Assigned task
Where a record holds a picture, leave the picture out; otherwise repeat every record exactly.

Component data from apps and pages

════════════════

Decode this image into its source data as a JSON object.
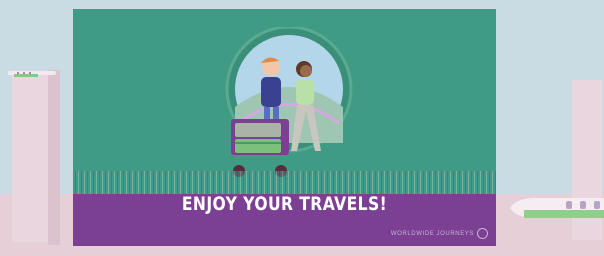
{
  "slide": {
    "headline": "ENJOY YOUR TRAVELS!",
    "watermark": "WORLDWIDE JOURNEYS"
  },
  "colors": {
    "slide_background": "#3f9b83",
    "banner": "#7b3f93",
    "scene_background": "#c9dbe3"
  },
  "icons": [
    "travelers-illustration",
    "luggage-cart-icon",
    "airplane-icon",
    "globe-icon"
  ]
}
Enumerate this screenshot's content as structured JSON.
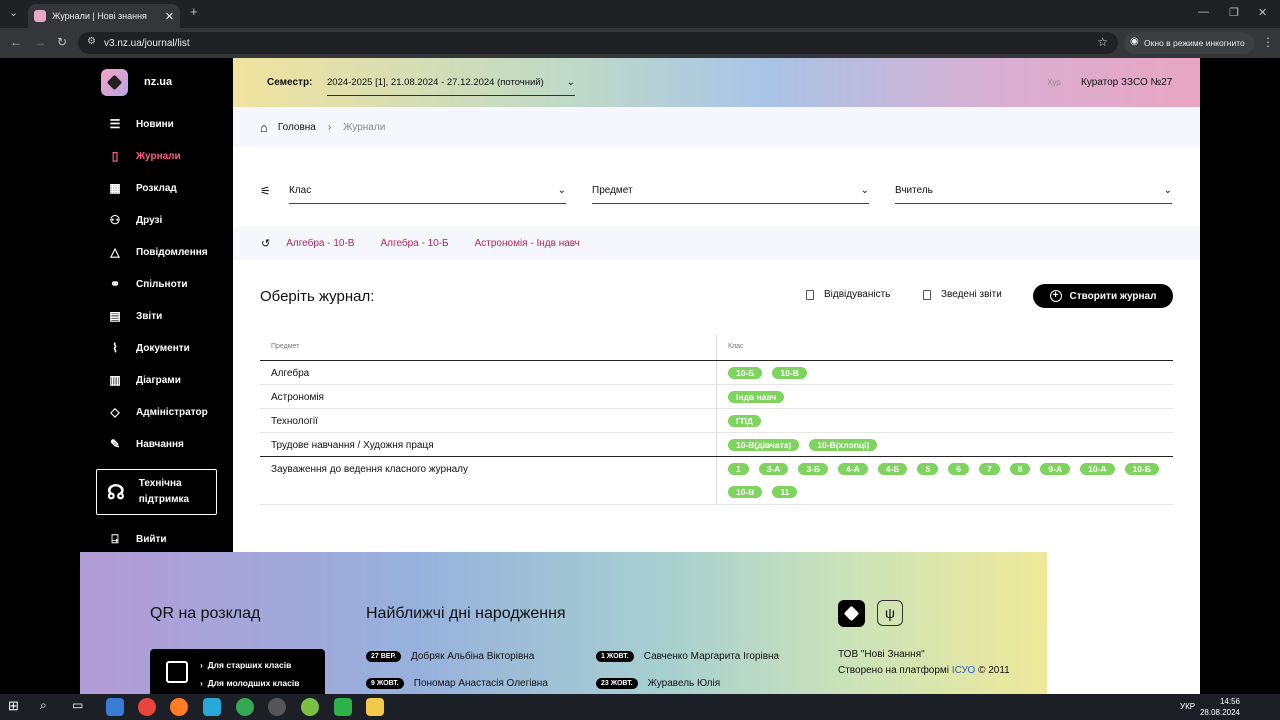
{
  "browser": {
    "tab_title": "Журнали | Нові знання",
    "url": "v3.nz.ua/journal/list",
    "incognito_label": "Окно в режиме инкогнито"
  },
  "sidebar": {
    "brand": "nz.ua",
    "items": [
      {
        "label": "Новини",
        "icon": "list-icon"
      },
      {
        "label": "Журнали",
        "icon": "journal-icon",
        "active": true
      },
      {
        "label": "Розклад",
        "icon": "calendar-icon"
      },
      {
        "label": "Друзі",
        "icon": "friends-icon"
      },
      {
        "label": "Повідомлення",
        "icon": "bell-icon"
      },
      {
        "label": "Спільноти",
        "icon": "communities-icon"
      },
      {
        "label": "Звіти",
        "icon": "report-icon"
      },
      {
        "label": "Документи",
        "icon": "paperclip-icon"
      },
      {
        "label": "Діаграми",
        "icon": "chart-icon"
      },
      {
        "label": "Адміністратор",
        "icon": "admin-icon"
      },
      {
        "label": "Навчання",
        "icon": "pencil-icon"
      }
    ],
    "support_label": "Технічна підтримка",
    "logout_label": "Вийти",
    "active_color": "#ff5b8a"
  },
  "topbar": {
    "semester_label": "Семестр:",
    "semester_value": "2024-2025 [1], 21.08.2024 - 27.12.2024 (поточний)",
    "avatar_alt": "Хур",
    "user_name": "Куратор ЗЗСО №27"
  },
  "breadcrumb": {
    "home": "Головна",
    "current": "Журнали"
  },
  "filters": {
    "class_label": "Клас",
    "subject_label": "Предмет",
    "teacher_label": "Вчитель"
  },
  "recent": [
    "Алгебра - 10-В",
    "Алгебра - 10-Б",
    "Астрономія - Індв навч"
  ],
  "actions": {
    "heading": "Оберіть журнал:",
    "attendance": "Відвідуваність",
    "summary_reports": "Зведені звіти",
    "create_journal": "Створити журнал"
  },
  "table": {
    "headers": {
      "subject": "Предмет",
      "class": "Клас"
    },
    "rows": [
      {
        "subject": "Алгебра",
        "classes": [
          "10-Б",
          "10-В"
        ]
      },
      {
        "subject": "Астрономія",
        "classes": [
          "Індв навч"
        ]
      },
      {
        "subject": "Технології",
        "classes": [
          "ГПД"
        ]
      },
      {
        "subject": "Трудове навчання / Художня праця",
        "classes": [
          "10-В(дівчата)",
          "10-В(хлопці)"
        ]
      },
      {
        "subject": "Зауваження до ведення класного журналу",
        "classes": [
          "1",
          "3-А",
          "3-Б",
          "4-А",
          "4-Б",
          "5",
          "6",
          "7",
          "8",
          "9-А",
          "10-А",
          "10-Б",
          "10-В",
          "11"
        ]
      }
    ],
    "badge_color": "#7fd35f"
  },
  "footer": {
    "qr_title": "QR на розклад",
    "qr_senior": "Для старших класів",
    "qr_junior": "Для молодших класів",
    "birthdays_title": "Найближчі дні народження",
    "birthdays": [
      {
        "date": "27 ВЕР.",
        "name": "Добряк Альбіна Вікторівна"
      },
      {
        "date": "1 ЖОВТ.",
        "name": "Савченко Маргарита Ігорівна"
      },
      {
        "date": "9 ЖОВТ.",
        "name": "Пономар Анастасія Олегівна"
      },
      {
        "date": "23 ЖОВТ.",
        "name": "Журавель Юлія"
      }
    ],
    "company": "ТОВ \"Нові Знання\"",
    "created_on": "Створено на платформі",
    "platform": "ІСУО",
    "copyright": "© 2011"
  },
  "taskbar": {
    "lang": "УКР",
    "time": "14:56",
    "date": "28.08.2024"
  }
}
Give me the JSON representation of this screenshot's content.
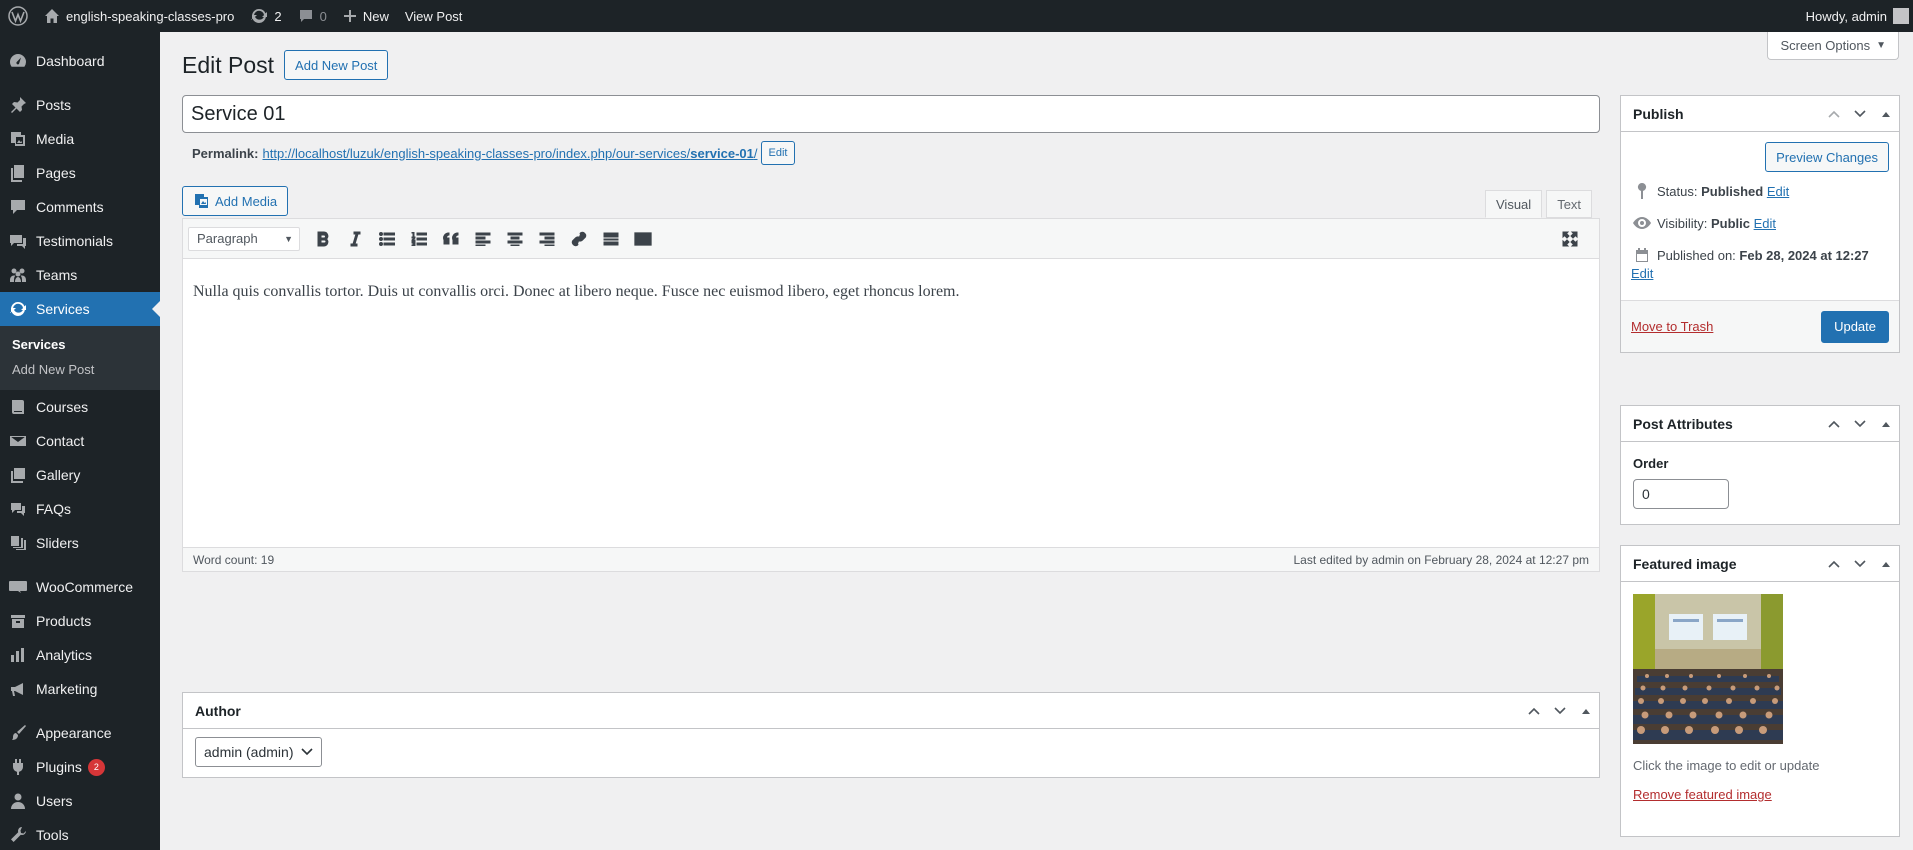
{
  "adminbar": {
    "site_name": "english-speaking-classes-pro",
    "updates_count": "2",
    "comments_count": "0",
    "new_label": "New",
    "view_post_label": "View Post",
    "howdy": "Howdy, admin"
  },
  "sidebar": {
    "items": [
      {
        "label": "Dashboard",
        "icon": "dashboard-icon"
      },
      {
        "label": "Posts",
        "icon": "pin-icon"
      },
      {
        "label": "Media",
        "icon": "media-icon"
      },
      {
        "label": "Pages",
        "icon": "pages-icon"
      },
      {
        "label": "Comments",
        "icon": "comment-icon"
      },
      {
        "label": "Testimonials",
        "icon": "testimonial-icon"
      },
      {
        "label": "Teams",
        "icon": "teams-icon"
      },
      {
        "label": "Services",
        "icon": "services-icon"
      },
      {
        "label": "Courses",
        "icon": "courses-icon"
      },
      {
        "label": "Contact",
        "icon": "email-icon"
      },
      {
        "label": "Gallery",
        "icon": "gallery-icon"
      },
      {
        "label": "FAQs",
        "icon": "faq-icon"
      },
      {
        "label": "Sliders",
        "icon": "sliders-icon"
      },
      {
        "label": "WooCommerce",
        "icon": "woo-icon"
      },
      {
        "label": "Products",
        "icon": "products-icon"
      },
      {
        "label": "Analytics",
        "icon": "analytics-icon"
      },
      {
        "label": "Marketing",
        "icon": "megaphone-icon"
      },
      {
        "label": "Appearance",
        "icon": "brush-icon"
      },
      {
        "label": "Plugins",
        "icon": "plugin-icon",
        "badge": "2"
      },
      {
        "label": "Users",
        "icon": "users-icon"
      },
      {
        "label": "Tools",
        "icon": "tools-icon"
      }
    ],
    "submenu": [
      "Services",
      "Add New Post"
    ]
  },
  "header": {
    "title": "Edit Post",
    "add_new_label": "Add New Post",
    "screen_options": "Screen Options"
  },
  "post": {
    "title": "Service 01",
    "permalink_label": "Permalink:",
    "permalink_base": "http://localhost/luzuk/english-speaking-classes-pro/index.php/our-services/",
    "permalink_slug": "service-01",
    "permalink_trailing": "/",
    "permalink_edit": "Edit",
    "add_media_label": "Add Media",
    "tab_visual": "Visual",
    "tab_text": "Text",
    "format_value": "Paragraph",
    "content": "Nulla quis convallis tortor. Duis ut convallis orci. Donec at libero neque. Fusce nec euismod libero, eget rhoncus lorem.",
    "word_count": "Word count: 19",
    "last_edited": "Last edited by admin on February 28, 2024 at 12:27 pm"
  },
  "author": {
    "title": "Author",
    "selected": "admin (admin)"
  },
  "publish": {
    "title": "Publish",
    "preview_label": "Preview Changes",
    "status_label": "Status:",
    "status_value": "Published",
    "visibility_label": "Visibility:",
    "visibility_value": "Public",
    "published_label": "Published on:",
    "published_value": "Feb 28, 2024 at 12:27",
    "edit_label": "Edit",
    "trash_label": "Move to Trash",
    "update_label": "Update"
  },
  "attributes": {
    "title": "Post Attributes",
    "order_label": "Order",
    "order_value": "0"
  },
  "featured": {
    "title": "Featured image",
    "hint": "Click the image to edit or update",
    "remove_label": "Remove featured image"
  }
}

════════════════

Response
Decode this image into its source data as a JSON object.
{
  "slide": {
    "headline": "ENJOY YOUR TRAVELS!",
    "watermark": "WORLDWIDE JOURNEYS"
  },
  "colors": {
    "slide_background": "#3f9b83",
    "banner": "#7b3f93",
    "scene_background": "#c9dbe3"
  },
  "icons": [
    "travelers-illustration",
    "luggage-cart-icon",
    "airplane-icon",
    "globe-icon"
  ]
}
Enumerate this screenshot's content as structured JSON.
{
  "browser": {
    "tab_title": "Журнали | Нові знання",
    "url": "v3.nz.ua/journal/list",
    "incognito_label": "Окно в режиме инкогнито"
  },
  "sidebar": {
    "brand": "nz.ua",
    "items": [
      {
        "label": "Новини",
        "icon": "list-icon"
      },
      {
        "label": "Журнали",
        "icon": "journal-icon",
        "active": true
      },
      {
        "label": "Розклад",
        "icon": "calendar-icon"
      },
      {
        "label": "Друзі",
        "icon": "friends-icon"
      },
      {
        "label": "Повідомлення",
        "icon": "bell-icon"
      },
      {
        "label": "Спільноти",
        "icon": "communities-icon"
      },
      {
        "label": "Звіти",
        "icon": "report-icon"
      },
      {
        "label": "Документи",
        "icon": "paperclip-icon"
      },
      {
        "label": "Діаграми",
        "icon": "chart-icon"
      },
      {
        "label": "Адміністратор",
        "icon": "admin-icon"
      },
      {
        "label": "Навчання",
        "icon": "pencil-icon"
      }
    ],
    "support_label": "Технічна підтримка",
    "logout_label": "Вийти",
    "active_color": "#ff5b8a"
  },
  "topbar": {
    "semester_label": "Семестр:",
    "semester_value": "2024-2025 [1], 21.08.2024 - 27.12.2024 (поточний)",
    "avatar_alt": "Хур",
    "user_name": "Куратор ЗЗСО №27"
  },
  "breadcrumb": {
    "home": "Головна",
    "current": "Журнали"
  },
  "filters": {
    "class_label": "Клас",
    "subject_label": "Предмет",
    "teacher_label": "Вчитель"
  },
  "recent": [
    "Алгебра - 10-В",
    "Алгебра - 10-Б",
    "Астрономія - Індв навч"
  ],
  "actions": {
    "heading": "Оберіть журнал:",
    "attendance": "Відвідуваність",
    "summary_reports": "Зведені звіти",
    "create_journal": "Створити журнал"
  },
  "table": {
    "headers": {
      "subject": "Предмет",
      "class": "Клас"
    },
    "rows": [
      {
        "subject": "Алгебра",
        "classes": [
          "10-Б",
          "10-В"
        ]
      },
      {
        "subject": "Астрономія",
        "classes": [
          "Індв навч"
        ]
      },
      {
        "subject": "Технології",
        "classes": [
          "ГПД"
        ]
      },
      {
        "subject": "Трудове навчання / Художня праця",
        "classes": [
          "10-В(дівчата)",
          "10-В(хлопці)"
        ]
      },
      {
        "subject": "Зауваження до ведення класного журналу",
        "classes": [
          "1",
          "3-А",
          "3-Б",
          "4-А",
          "4-Б",
          "5",
          "6",
          "7",
          "8",
          "9-А",
          "10-А",
          "10-Б",
          "10-В",
          "11"
        ]
      }
    ],
    "badge_color": "#7fd35f"
  },
  "footer": {
    "qr_title": "QR на розклад",
    "qr_senior": "Для старших класів",
    "qr_junior": "Для молодших класів",
    "birthdays_title": "Найближчі дні народження",
    "birthdays": [
      {
        "date": "27 ВЕР.",
        "name": "Добряк Альбіна Вікторівна"
      },
      {
        "date": "1 ЖОВТ.",
        "name": "Савченко Маргарита Ігорівна"
      },
      {
        "date": "9 ЖОВТ.",
        "name": "Пономар Анастасія Олегівна"
      },
      {
        "date": "23 ЖОВТ.",
        "name": "Журавель Юлія"
      }
    ],
    "company": "ТОВ \"Нові Знання\"",
    "created_on": "Створено на платформі",
    "platform": "ІСУО",
    "copyright": "© 2011"
  },
  "taskbar": {
    "lang": "УКР",
    "time": "14:56",
    "date": "28.08.2024"
  }
}
Give me the JSON representation of this screenshot's content.
{
  "adminbar": {
    "site_name": "english-speaking-classes-pro",
    "updates_count": "2",
    "comments_count": "0",
    "new_label": "New",
    "view_post_label": "View Post",
    "howdy": "Howdy, admin"
  },
  "sidebar": {
    "items": [
      {
        "label": "Dashboard",
        "icon": "dashboard-icon"
      },
      {
        "label": "Posts",
        "icon": "pin-icon"
      },
      {
        "label": "Media",
        "icon": "media-icon"
      },
      {
        "label": "Pages",
        "icon": "pages-icon"
      },
      {
        "label": "Comments",
        "icon": "comment-icon"
      },
      {
        "label": "Testimonials",
        "icon": "testimonial-icon"
      },
      {
        "label": "Teams",
        "icon": "teams-icon"
      },
      {
        "label": "Services",
        "icon": "services-icon"
      },
      {
        "label": "Courses",
        "icon": "courses-icon"
      },
      {
        "label": "Contact",
        "icon": "email-icon"
      },
      {
        "label": "Gallery",
        "icon": "gallery-icon"
      },
      {
        "label": "FAQs",
        "icon": "faq-icon"
      },
      {
        "label": "Sliders",
        "icon": "sliders-icon"
      },
      {
        "label": "WooCommerce",
        "icon": "woo-icon"
      },
      {
        "label": "Products",
        "icon": "products-icon"
      },
      {
        "label": "Analytics",
        "icon": "analytics-icon"
      },
      {
        "label": "Marketing",
        "icon": "megaphone-icon"
      },
      {
        "label": "Appearance",
        "icon": "brush-icon"
      },
      {
        "label": "Plugins",
        "icon": "plugin-icon",
        "badge": "2"
      },
      {
        "label": "Users",
        "icon": "users-icon"
      },
      {
        "label": "Tools",
        "icon": "tools-icon"
      }
    ],
    "submenu": [
      "Services",
      "Add New Post"
    ]
  },
  "header": {
    "title": "Edit Post",
    "add_new_label": "Add New Post",
    "screen_options": "Screen Options"
  },
  "post": {
    "title": "Service 01",
    "permalink_label": "Permalink:",
    "permalink_base": "http://localhost/luzuk/english-speaking-classes-pro/index.php/our-services/",
    "permalink_slug": "service-01",
    "permalink_trailing": "/",
    "permalink_edit": "Edit",
    "add_media_label": "Add Media",
    "tab_visual": "Visual",
    "tab_text": "Text",
    "format_value": "Paragraph",
    "content": "Nulla quis convallis tortor. Duis ut convallis orci. Donec at libero neque. Fusce nec euismod libero, eget rhoncus lorem.",
    "word_count": "Word count: 19",
    "last_edited": "Last edited by admin on February 28, 2024 at 12:27 pm"
  },
  "author": {
    "title": "Author",
    "selected": "admin (admin)"
  },
  "publish": {
    "title": "Publish",
    "preview_label": "Preview Changes",
    "status_label": "Status:",
    "status_value": "Published",
    "visibility_label": "Visibility:",
    "visibility_value": "Public",
    "published_label": "Published on:",
    "published_value": "Feb 28, 2024 at 12:27",
    "edit_label": "Edit",
    "trash_label": "Move to Trash",
    "update_label": "Update"
  },
  "attributes": {
    "title": "Post Attributes",
    "order_label": "Order",
    "order_value": "0"
  },
  "featured": {
    "title": "Featured image",
    "hint": "Click the image to edit or update",
    "remove_label": "Remove featured image"
  }
}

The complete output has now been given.